Supplied information:
*** Begin section ***
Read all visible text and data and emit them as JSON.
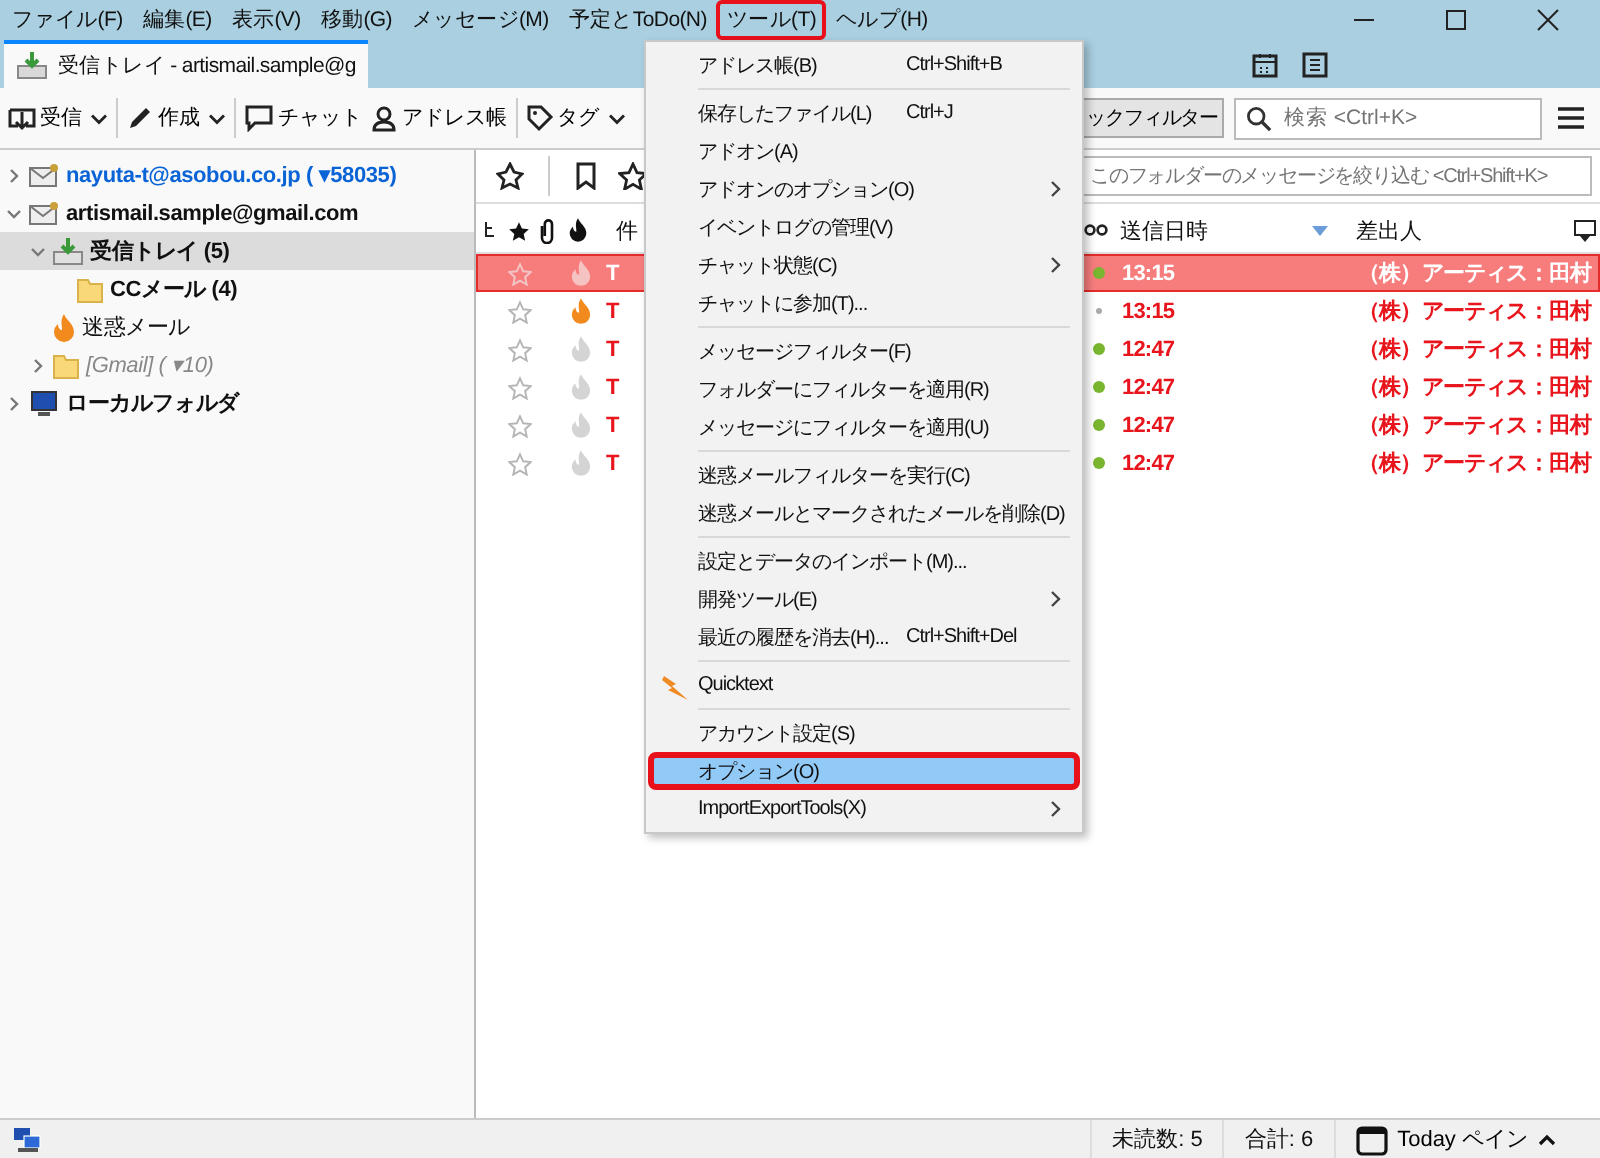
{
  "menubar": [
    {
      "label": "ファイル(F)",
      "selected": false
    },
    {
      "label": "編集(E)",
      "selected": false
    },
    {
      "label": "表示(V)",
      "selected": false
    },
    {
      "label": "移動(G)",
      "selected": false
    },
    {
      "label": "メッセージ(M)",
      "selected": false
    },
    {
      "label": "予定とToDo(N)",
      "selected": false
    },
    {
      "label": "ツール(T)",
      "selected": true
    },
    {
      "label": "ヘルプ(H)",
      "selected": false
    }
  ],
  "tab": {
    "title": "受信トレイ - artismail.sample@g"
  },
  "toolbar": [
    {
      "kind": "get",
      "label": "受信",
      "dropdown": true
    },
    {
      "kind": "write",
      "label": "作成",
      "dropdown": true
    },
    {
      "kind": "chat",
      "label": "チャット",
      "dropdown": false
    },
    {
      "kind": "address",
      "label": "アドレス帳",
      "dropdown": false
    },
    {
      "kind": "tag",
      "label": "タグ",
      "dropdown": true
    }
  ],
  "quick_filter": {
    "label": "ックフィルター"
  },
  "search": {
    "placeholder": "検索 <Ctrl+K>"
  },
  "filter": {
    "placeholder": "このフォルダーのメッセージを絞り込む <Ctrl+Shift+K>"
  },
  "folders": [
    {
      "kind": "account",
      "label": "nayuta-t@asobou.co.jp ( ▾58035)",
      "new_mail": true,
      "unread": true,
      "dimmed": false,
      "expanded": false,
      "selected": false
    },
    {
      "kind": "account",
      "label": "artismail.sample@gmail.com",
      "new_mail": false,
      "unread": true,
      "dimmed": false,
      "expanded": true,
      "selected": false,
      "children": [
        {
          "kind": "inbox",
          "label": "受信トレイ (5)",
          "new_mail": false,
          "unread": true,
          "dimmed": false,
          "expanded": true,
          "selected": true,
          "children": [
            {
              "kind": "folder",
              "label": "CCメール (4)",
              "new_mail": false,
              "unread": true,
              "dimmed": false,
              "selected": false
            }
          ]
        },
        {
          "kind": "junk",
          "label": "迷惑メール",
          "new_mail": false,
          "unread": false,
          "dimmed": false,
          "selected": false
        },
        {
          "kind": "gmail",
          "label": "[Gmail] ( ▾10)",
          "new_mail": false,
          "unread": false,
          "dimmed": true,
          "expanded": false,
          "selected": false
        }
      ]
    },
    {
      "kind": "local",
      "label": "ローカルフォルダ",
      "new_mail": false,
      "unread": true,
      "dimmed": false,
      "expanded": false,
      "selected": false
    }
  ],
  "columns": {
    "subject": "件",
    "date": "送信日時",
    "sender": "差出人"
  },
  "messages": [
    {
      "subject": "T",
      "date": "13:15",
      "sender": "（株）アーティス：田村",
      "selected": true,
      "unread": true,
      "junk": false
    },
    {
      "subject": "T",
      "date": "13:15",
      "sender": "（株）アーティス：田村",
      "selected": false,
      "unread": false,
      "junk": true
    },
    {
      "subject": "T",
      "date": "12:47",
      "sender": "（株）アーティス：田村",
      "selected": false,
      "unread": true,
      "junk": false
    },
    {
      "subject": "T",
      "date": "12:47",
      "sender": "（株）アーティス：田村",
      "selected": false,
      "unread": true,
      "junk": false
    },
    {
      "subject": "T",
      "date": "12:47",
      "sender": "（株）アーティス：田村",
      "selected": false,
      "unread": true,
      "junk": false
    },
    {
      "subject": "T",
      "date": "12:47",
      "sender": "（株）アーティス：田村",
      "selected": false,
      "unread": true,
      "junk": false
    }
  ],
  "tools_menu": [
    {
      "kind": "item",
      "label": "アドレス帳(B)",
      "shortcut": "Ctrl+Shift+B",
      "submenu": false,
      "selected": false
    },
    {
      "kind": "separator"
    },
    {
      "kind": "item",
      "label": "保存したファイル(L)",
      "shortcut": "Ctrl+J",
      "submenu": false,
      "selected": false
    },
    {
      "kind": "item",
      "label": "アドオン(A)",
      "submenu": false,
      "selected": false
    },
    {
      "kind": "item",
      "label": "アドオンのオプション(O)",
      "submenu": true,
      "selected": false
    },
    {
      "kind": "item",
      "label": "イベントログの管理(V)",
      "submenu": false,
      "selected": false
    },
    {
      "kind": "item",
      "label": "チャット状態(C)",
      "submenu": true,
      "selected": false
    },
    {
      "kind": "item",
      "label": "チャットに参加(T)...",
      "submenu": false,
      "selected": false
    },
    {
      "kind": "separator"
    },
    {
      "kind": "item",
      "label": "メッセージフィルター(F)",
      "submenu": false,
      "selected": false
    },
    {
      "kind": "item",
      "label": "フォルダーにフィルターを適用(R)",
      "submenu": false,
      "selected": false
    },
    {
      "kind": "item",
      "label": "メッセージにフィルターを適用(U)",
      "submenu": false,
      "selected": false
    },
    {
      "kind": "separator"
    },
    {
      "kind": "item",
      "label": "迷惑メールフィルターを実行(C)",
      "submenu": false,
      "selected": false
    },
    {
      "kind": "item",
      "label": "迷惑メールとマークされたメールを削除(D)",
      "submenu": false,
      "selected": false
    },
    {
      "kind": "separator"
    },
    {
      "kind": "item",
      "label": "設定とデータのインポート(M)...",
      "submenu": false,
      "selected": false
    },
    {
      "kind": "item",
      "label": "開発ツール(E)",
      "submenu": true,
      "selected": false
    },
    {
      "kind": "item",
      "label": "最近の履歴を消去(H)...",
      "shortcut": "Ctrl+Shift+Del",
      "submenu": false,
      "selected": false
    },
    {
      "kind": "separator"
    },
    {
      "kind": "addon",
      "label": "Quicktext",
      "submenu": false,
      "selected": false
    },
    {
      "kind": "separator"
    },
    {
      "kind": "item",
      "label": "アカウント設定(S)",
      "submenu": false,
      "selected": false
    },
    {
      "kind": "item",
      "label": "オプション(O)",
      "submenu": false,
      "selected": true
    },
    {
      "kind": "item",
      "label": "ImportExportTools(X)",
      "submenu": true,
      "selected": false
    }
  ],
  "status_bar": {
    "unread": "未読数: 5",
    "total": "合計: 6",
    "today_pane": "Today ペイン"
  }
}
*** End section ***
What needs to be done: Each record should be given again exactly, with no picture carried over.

Final answer:
Read all visible text and data and emit them as JSON.
{
  "menubar": [
    {
      "label": "ファイル(F)",
      "selected": false
    },
    {
      "label": "編集(E)",
      "selected": false
    },
    {
      "label": "表示(V)",
      "selected": false
    },
    {
      "label": "移動(G)",
      "selected": false
    },
    {
      "label": "メッセージ(M)",
      "selected": false
    },
    {
      "label": "予定とToDo(N)",
      "selected": false
    },
    {
      "label": "ツール(T)",
      "selected": true
    },
    {
      "label": "ヘルプ(H)",
      "selected": false
    }
  ],
  "tab": {
    "title": "受信トレイ - artismail.sample@g"
  },
  "toolbar": [
    {
      "kind": "get",
      "label": "受信",
      "dropdown": true
    },
    {
      "kind": "write",
      "label": "作成",
      "dropdown": true
    },
    {
      "kind": "chat",
      "label": "チャット",
      "dropdown": false
    },
    {
      "kind": "address",
      "label": "アドレス帳",
      "dropdown": false
    },
    {
      "kind": "tag",
      "label": "タグ",
      "dropdown": true
    }
  ],
  "quick_filter": {
    "label": "ックフィルター"
  },
  "search": {
    "placeholder": "検索 <Ctrl+K>"
  },
  "filter": {
    "placeholder": "このフォルダーのメッセージを絞り込む <Ctrl+Shift+K>"
  },
  "folders": [
    {
      "kind": "account",
      "label": "nayuta-t@asobou.co.jp ( ▾58035)",
      "new_mail": true,
      "unread": true,
      "dimmed": false,
      "expanded": false,
      "selected": false
    },
    {
      "kind": "account",
      "label": "artismail.sample@gmail.com",
      "new_mail": false,
      "unread": true,
      "dimmed": false,
      "expanded": true,
      "selected": false,
      "children": [
        {
          "kind": "inbox",
          "label": "受信トレイ (5)",
          "new_mail": false,
          "unread": true,
          "dimmed": false,
          "expanded": true,
          "selected": true,
          "children": [
            {
              "kind": "folder",
              "label": "CCメール (4)",
              "new_mail": false,
              "unread": true,
              "dimmed": false,
              "selected": false
            }
          ]
        },
        {
          "kind": "junk",
          "label": "迷惑メール",
          "new_mail": false,
          "unread": false,
          "dimmed": false,
          "selected": false
        },
        {
          "kind": "gmail",
          "label": "[Gmail] ( ▾10)",
          "new_mail": false,
          "unread": false,
          "dimmed": true,
          "expanded": false,
          "selected": false
        }
      ]
    },
    {
      "kind": "local",
      "label": "ローカルフォルダ",
      "new_mail": false,
      "unread": true,
      "dimmed": false,
      "expanded": false,
      "selected": false
    }
  ],
  "columns": {
    "subject": "件",
    "date": "送信日時",
    "sender": "差出人"
  },
  "messages": [
    {
      "subject": "T",
      "date": "13:15",
      "sender": "（株）アーティス：田村",
      "selected": true,
      "unread": true,
      "junk": false
    },
    {
      "subject": "T",
      "date": "13:15",
      "sender": "（株）アーティス：田村",
      "selected": false,
      "unread": false,
      "junk": true
    },
    {
      "subject": "T",
      "date": "12:47",
      "sender": "（株）アーティス：田村",
      "selected": false,
      "unread": true,
      "junk": false
    },
    {
      "subject": "T",
      "date": "12:47",
      "sender": "（株）アーティス：田村",
      "selected": false,
      "unread": true,
      "junk": false
    },
    {
      "subject": "T",
      "date": "12:47",
      "sender": "（株）アーティス：田村",
      "selected": false,
      "unread": true,
      "junk": false
    },
    {
      "subject": "T",
      "date": "12:47",
      "sender": "（株）アーティス：田村",
      "selected": false,
      "unread": true,
      "junk": false
    }
  ],
  "tools_menu": [
    {
      "kind": "item",
      "label": "アドレス帳(B)",
      "shortcut": "Ctrl+Shift+B",
      "submenu": false,
      "selected": false
    },
    {
      "kind": "separator"
    },
    {
      "kind": "item",
      "label": "保存したファイル(L)",
      "shortcut": "Ctrl+J",
      "submenu": false,
      "selected": false
    },
    {
      "kind": "item",
      "label": "アドオン(A)",
      "submenu": false,
      "selected": false
    },
    {
      "kind": "item",
      "label": "アドオンのオプション(O)",
      "submenu": true,
      "selected": false
    },
    {
      "kind": "item",
      "label": "イベントログの管理(V)",
      "submenu": false,
      "selected": false
    },
    {
      "kind": "item",
      "label": "チャット状態(C)",
      "submenu": true,
      "selected": false
    },
    {
      "kind": "item",
      "label": "チャットに参加(T)...",
      "submenu": false,
      "selected": false
    },
    {
      "kind": "separator"
    },
    {
      "kind": "item",
      "label": "メッセージフィルター(F)",
      "submenu": false,
      "selected": false
    },
    {
      "kind": "item",
      "label": "フォルダーにフィルターを適用(R)",
      "submenu": false,
      "selected": false
    },
    {
      "kind": "item",
      "label": "メッセージにフィルターを適用(U)",
      "submenu": false,
      "selected": false
    },
    {
      "kind": "separator"
    },
    {
      "kind": "item",
      "label": "迷惑メールフィルターを実行(C)",
      "submenu": false,
      "selected": false
    },
    {
      "kind": "item",
      "label": "迷惑メールとマークされたメールを削除(D)",
      "submenu": false,
      "selected": false
    },
    {
      "kind": "separator"
    },
    {
      "kind": "item",
      "label": "設定とデータのインポート(M)...",
      "submenu": false,
      "selected": false
    },
    {
      "kind": "item",
      "label": "開発ツール(E)",
      "submenu": true,
      "selected": false
    },
    {
      "kind": "item",
      "label": "最近の履歴を消去(H)...",
      "shortcut": "Ctrl+Shift+Del",
      "submenu": false,
      "selected": false
    },
    {
      "kind": "separator"
    },
    {
      "kind": "addon",
      "label": "Quicktext",
      "submenu": false,
      "selected": false
    },
    {
      "kind": "separator"
    },
    {
      "kind": "item",
      "label": "アカウント設定(S)",
      "submenu": false,
      "selected": false
    },
    {
      "kind": "item",
      "label": "オプション(O)",
      "submenu": false,
      "selected": true
    },
    {
      "kind": "item",
      "label": "ImportExportTools(X)",
      "submenu": true,
      "selected": false
    }
  ],
  "status_bar": {
    "unread": "未読数: 5",
    "total": "合計: 6",
    "today_pane": "Today ペイン"
  }
}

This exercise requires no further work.